The people who are creating content (or logos or book covers or websites) on your behalf need to know as much as possible about your target audience.
Specifically, you want to know their:
o Income Level
o Status: married, single, widowed, childless, etc.
• Geographic and Lifestyle Factors
How do the people you are trying to attract live – and where?
o Are they rural and have to drive everywhere?
o Or do they live in cities and take transit to work?
o What kind of weather is typical for the area?
o Are they spenders, or are they conservative with their money?
• Customer Needs
What does your ideal reader need? What pain are they in, and why? For example, is training important to them? Or regulatory compliance? Spiritual practices? Exercise?
Look at your readers’ behaviour over the past few years. Can you see any trends? Do they sacrifice quality for price in some areas, or vice versa?
• Psychographic Details
Are there any personal traits typical to your ideal reader? Are they early risers? Fans of one sport over another? Do they favour Android or iPhone? Do they get their news on TV still or via the internet? Outlook or Gmail?
Once you’ve found answers to all of this information, you can start to put together a detailed profile of your ideal customer. In marketing-speak, we call this a “Persona.”
Some marketers call them your “Avatar.”
Developing Your Persona

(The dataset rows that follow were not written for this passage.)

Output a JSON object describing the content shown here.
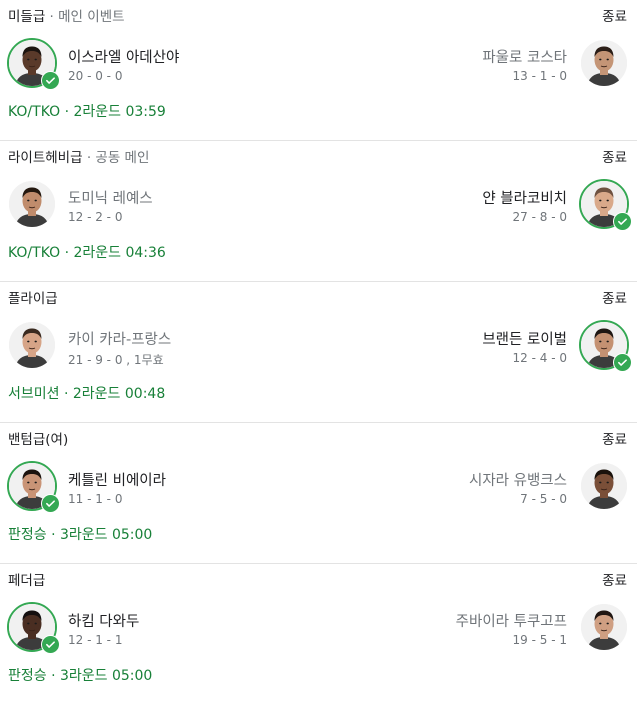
{
  "status_label": "종료",
  "result_separator": " · ",
  "colors": {
    "winner_accent": "#34a853",
    "result_text": "#188038",
    "secondary_text": "#70757a"
  },
  "fights": [
    {
      "weight_class": "미들급",
      "event_label": "메인 이벤트",
      "left": {
        "name": "이스라엘 아데산야",
        "record": "20 - 0 - 0",
        "winner": true,
        "skin": "#5a3a2a",
        "hair": "#1c1410"
      },
      "right": {
        "name": "파울로 코스타",
        "record": "13 - 1 - 0",
        "winner": false,
        "skin": "#c49576",
        "hair": "#2a1d16"
      },
      "method": "KO/TKO",
      "round_time": "2라운드 03:59"
    },
    {
      "weight_class": "라이트헤비급",
      "event_label": "공동 메인",
      "left": {
        "name": "도미닉 레예스",
        "record": "12 - 2 - 0",
        "winner": false,
        "skin": "#c08c6c",
        "hair": "#24180f"
      },
      "right": {
        "name": "얀 블라코비치",
        "record": "27 - 8 - 0",
        "winner": true,
        "skin": "#d9a98a",
        "hair": "#6e5140"
      },
      "method": "KO/TKO",
      "round_time": "2라운드 04:36"
    },
    {
      "weight_class": "플라이급",
      "event_label": "",
      "left": {
        "name": "카이 카라-프랑스",
        "record": "21 - 9 - 0 , 1무효",
        "winner": false,
        "skin": "#d6a487",
        "hair": "#3a2a20"
      },
      "right": {
        "name": "브랜든 로이벌",
        "record": "12 - 4 - 0",
        "winner": true,
        "skin": "#c49172",
        "hair": "#1f1713"
      },
      "method": "서브미션",
      "round_time": "2라운드 00:48"
    },
    {
      "weight_class": "밴텀급(여)",
      "event_label": "",
      "left": {
        "name": "케틀린 비에이라",
        "record": "11 - 1 - 0",
        "winner": true,
        "skin": "#c99476",
        "hair": "#1b120d"
      },
      "right": {
        "name": "시자라 유뱅크스",
        "record": "7 - 5 - 0",
        "winner": false,
        "skin": "#7a4f38",
        "hair": "#1a120c"
      },
      "method": "판정승",
      "round_time": "3라운드 05:00"
    },
    {
      "weight_class": "페더급",
      "event_label": "",
      "left": {
        "name": "하킴 다와두",
        "record": "12 - 1 - 1",
        "winner": true,
        "skin": "#4a2e22",
        "hair": "#151010"
      },
      "right": {
        "name": "주바이라 투쿠고프",
        "record": "19 - 5 - 1",
        "winner": false,
        "skin": "#cf9f82",
        "hair": "#201612"
      },
      "method": "판정승",
      "round_time": "3라운드 05:00"
    }
  ]
}
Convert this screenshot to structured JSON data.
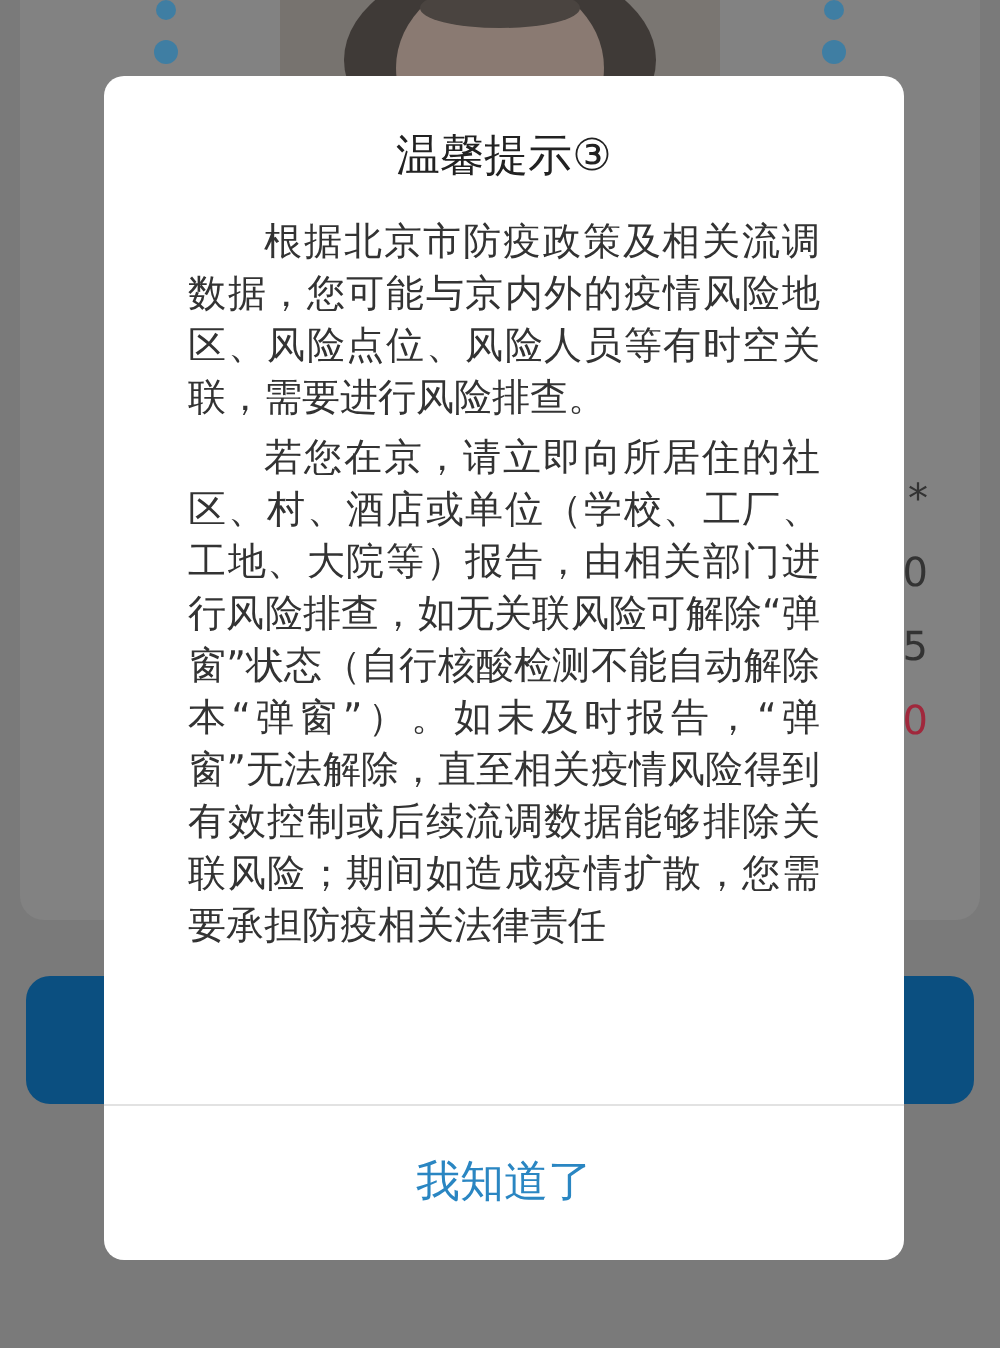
{
  "background": {
    "values": [
      {
        "text": "*",
        "color": "#333333"
      },
      {
        "text": "0",
        "color": "#333333"
      },
      {
        "text": "5",
        "color": "#333333"
      },
      {
        "text": "0",
        "color": "#a0283c"
      }
    ]
  },
  "dialog": {
    "title": "温馨提示③",
    "paragraphs": [
      "根据北京市防疫政策及相关流调数据，您可能与京内外的疫情风险地区、风险点位、风险人员等有时空关联，需要进行风险排查。",
      "若您在京，请立即向所居住的社区、村、酒店或单位（学校、工厂、工地、大院等）报告，由相关部门进行风险排查，如无关联风险可解除“弹窗”状态（自行核酸检测不能自动解除本“弹窗”）。如未及时报告，“弹窗”无法解除，直至相关疫情风险得到有效控制或后续流调数据能够排除关联风险；期间如造成疫情扩散，您需要承担防疫相关法律责任"
    ],
    "button": "我知道了"
  }
}
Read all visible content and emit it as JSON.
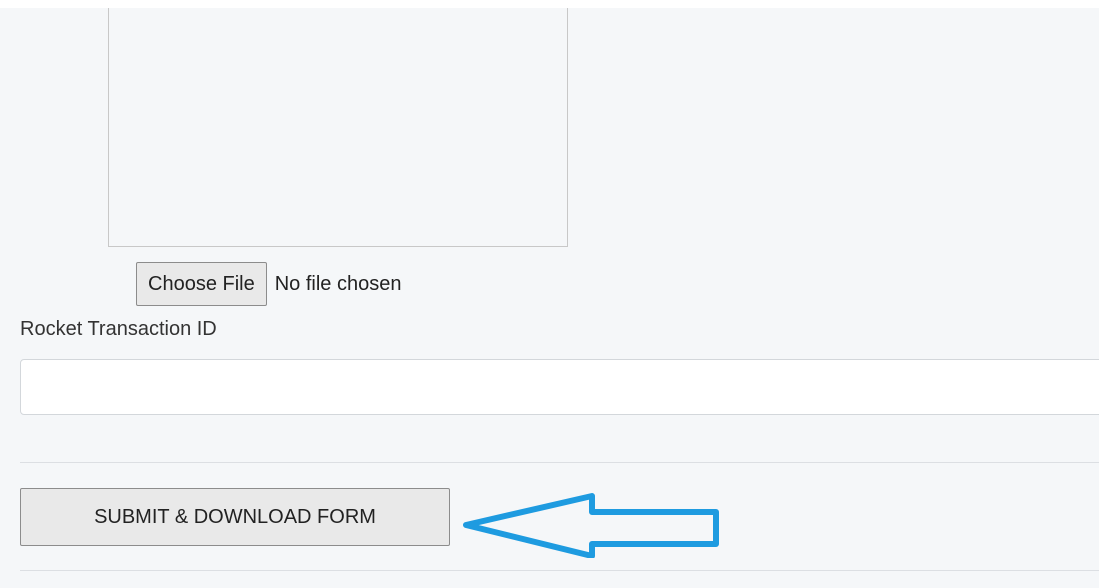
{
  "upload": {
    "choose_label": "Choose File",
    "status": "No file chosen"
  },
  "rocket_field": {
    "label": "Rocket Transaction ID",
    "value": "",
    "placeholder": ""
  },
  "submit": {
    "label": "SUBMIT & DOWNLOAD FORM"
  },
  "annotation": {
    "icon": "arrow-left-outline-icon",
    "color": "#1e9be0"
  }
}
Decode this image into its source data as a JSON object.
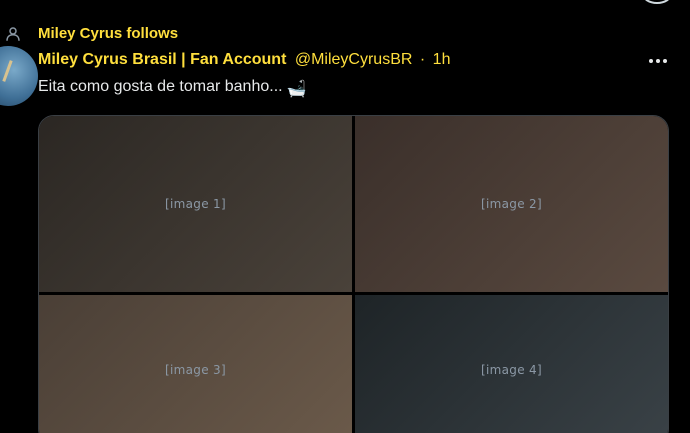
{
  "social_context": {
    "text": "Miley Cyrus follows",
    "icon": "person-follow-icon"
  },
  "tweet": {
    "display_name": "Miley Cyrus Brasil | Fan Account",
    "handle": "@MileyCyrusBR",
    "separator": "·",
    "time": "1h",
    "text": "Eita como gosta de tomar banho...",
    "emoji": "🛁",
    "more_icon": "more-horizontal-icon",
    "avatar_icon": "avatar-image"
  },
  "media": [
    {
      "label": "[image 1]"
    },
    {
      "label": "[image 2]"
    },
    {
      "label": "[image 3]"
    },
    {
      "label": "[image 4]"
    }
  ],
  "colors": {
    "background": "#000000",
    "accent": "#ffdf3d",
    "text": "#e7e9ea",
    "border": "#3a3f44"
  }
}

Keep that persona in mind while you are writing your book, every time you develop online content for your business or consider attending a networking event. Is your ideal reader going to understand what you’re saying here on page 35 or do you need to put it in language that will resonate more deeply with them? Given who your ideal reader is, do you need to write more academically? More colloquially? Are you using expressions your ideal reader will understand? Do your anecdotes reference places your ideal resonate will resonate with? There’s a big difference emotionally between Sedona, Arizona, and Wall Street, NYC. Which one would you reader like better?
Your persona may be relevant when it comes to choosing your publishing options and, of course, your marketing strategy. It will help you find ways to express your brand.
Just like in days of yore, you want your brand to help people instantly recognize your book – so that you can stand out in any field.
How About You? Who is Your Ideal Client?
Next Steps on the Ideal Client Front
Now that you know who your ideal readers are, and what challenges them, think about the kind of marketing strategy you will need to follow to reach them.
We mentioned earlier that the best marketing creates a highly targeted campaign for an ideal reader, that is, a specific individual with specific problems and needs. You want to build your business relationships—both on-and-offline—around those people, and make it clear to everyone you meet who you are, who you serve and how you help.
What pain is your ideal reader experiencing when it comes to books that you can alleviate or eliminate? And what specific results can you deliver that will take them out of their pain? What relief do they yearn for in their lives, that you can help deliver? The answers to those questions are key.
Your referral sources and partners, and your suppliers, will be grateful for all of this information They can share this knowledge with their networks. And possibly even create referrals for you. But most of all you will be appealing to your ideal reader using language that resonates with them.